When we heed the magic of ash, we sense that our innately human strengths of compassion, courage, innovation, creativity and cooperation empower us all to affect great change. Despite a narrative of fear which seeks to convince us that we are separate, lost, and helpless, we may remember who we really are, and recognise our own power.

The future may look uncertain – but there is hope. Respected ecologist George Peterken says: “There is genetic diversity in ash… I would expect them to evolve their way round the fungus.”  Perhaps we, too, will evolve our way round this intense and challenging time.

As for my baby ash tree, for now I shall love it, water it and grow flowers up around it in the hope of brighter days ahead. For as long as I can, I will let its buds live out their dream of someday becoming branches, leaves outstretched, dancing in the bright summer sun.

Autumn

Enraptured in Autumn by Ellen Brenneman

Work on the allotment and on doing any writing whatsoever ground to a halt over the summer. I needed to be present in mothering my one year old, who is growing up, like everyone said, all too quickly. But things are picking up a little.

July was hot and heavy and ablaze with wild storms. September felt more like August and vice versa, and each month was illuminated by a giant, beautiful ‘supermoon’. It was the hottest, longest summer anyone could remember for ages – but for some reason I never quite managed to shake off the feeling of hibernation.

Only as autumn swept in, as the days grew cooler and the light mellowed into gold did I begin to feel more at ease. I love autumn’s mood of reflection, its fruitfulness, the feeling of slowing down and the gentle transition to the dark time of the year. On crisp, sunny days I can’t imagine a lovelier place to live than here. I got my own car again, making trips to  the allotment, and many other places besides, infinitely more possible. Though summer faded, life somehow felt like it was beginning again.

I went back to the plot and started afresh.

Together Mat, Myla and I planted fruit trees: apple, cherry, peach and plum. They are magnificent and had the immediate, desired effect of making the plot look a lot less neglected. Around the trees I chucked handfuls of bee-friendly crocus, narcissus and muscari bulbs. I laid an allium bed with lots of ‘purple sensation’ and a few ‘globemaster’ bulbs and sprinkled it with forget-me-nots. The hope is that these will resemble large purple pom-poms floating in a sea of blue froth when they flower next year. That’s if we manage to keep the weeds at bay…

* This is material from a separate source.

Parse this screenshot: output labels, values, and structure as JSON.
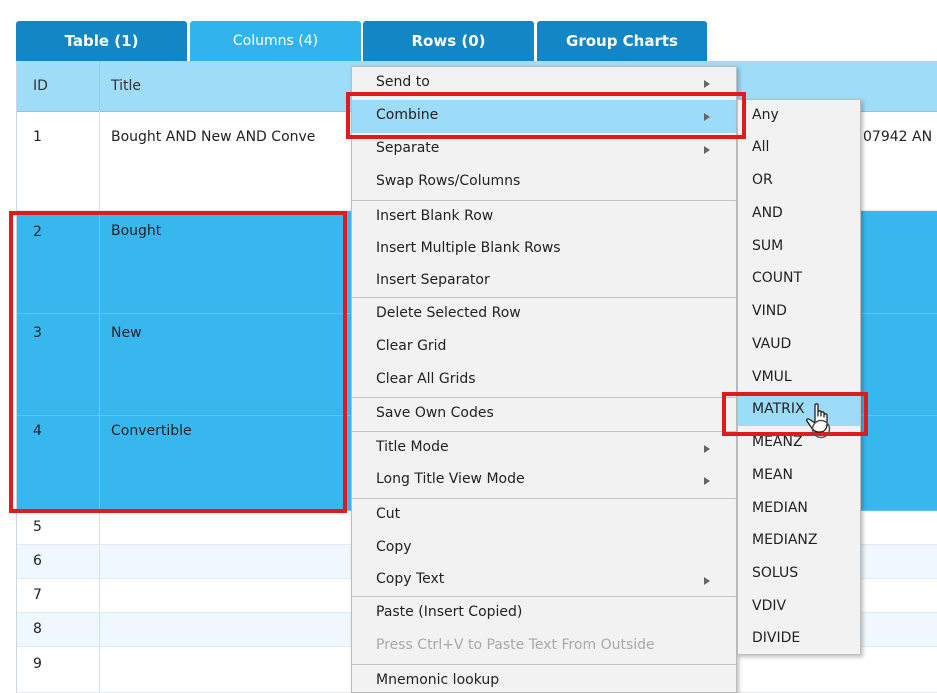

I have developed a healthy obsession with bulbs and gone mad for tulips, more alliums, hyacinths, crocus and irises, all of which Myla helped me plant in pots in the back garden. I love the optimism of planting bulbs at this time of year, of looking ahead to spring before winter has even arrived. It’s a perfect antidote to the encroaching darkness.

On the writing front, progress is stunted – but the work is happening, even if it often feels like wading through treacle. Overcoming the voices of self-doubt and negativity can be difficult but, as James Radcliffe talks about in his blog, unpleasant is sometimes necessary. Sometimes the non-days where it feels like nothing much is achieved at all are just the quiet lulls before a surge of productivity – at least, I hope they are

http://jamesradcliffe.com/2014/10/14/storms-and-blue-skies-a-dirty-little-secret/

And so I keep going back, starting afresh. I am re-reading Clarissa Pinkola Estes wonderful book Women Who Run With the Wolves (if I can call it that, since it’s not the sort of book I will ever ‘finish’ – more one which I dip in and out of whenever I need it). In it, she says of creativity:

“Some say the creative life is in ideas, some say it is in doing. It seems in most instances to be in a simply being. It is the love of something, having so much love for something – whether a person, a word, an image, an idea, the land, or humanity – that all that can be done with the overflow is to create.”

Writing and gardening, in this sense, are really just forms of creation, or overflowings of love. Which is, I think, exactly what the world needs now.

Illustration by Ellen Brenneman (https://www.etsy.com/uk/shop/EllenBrennemanStudio)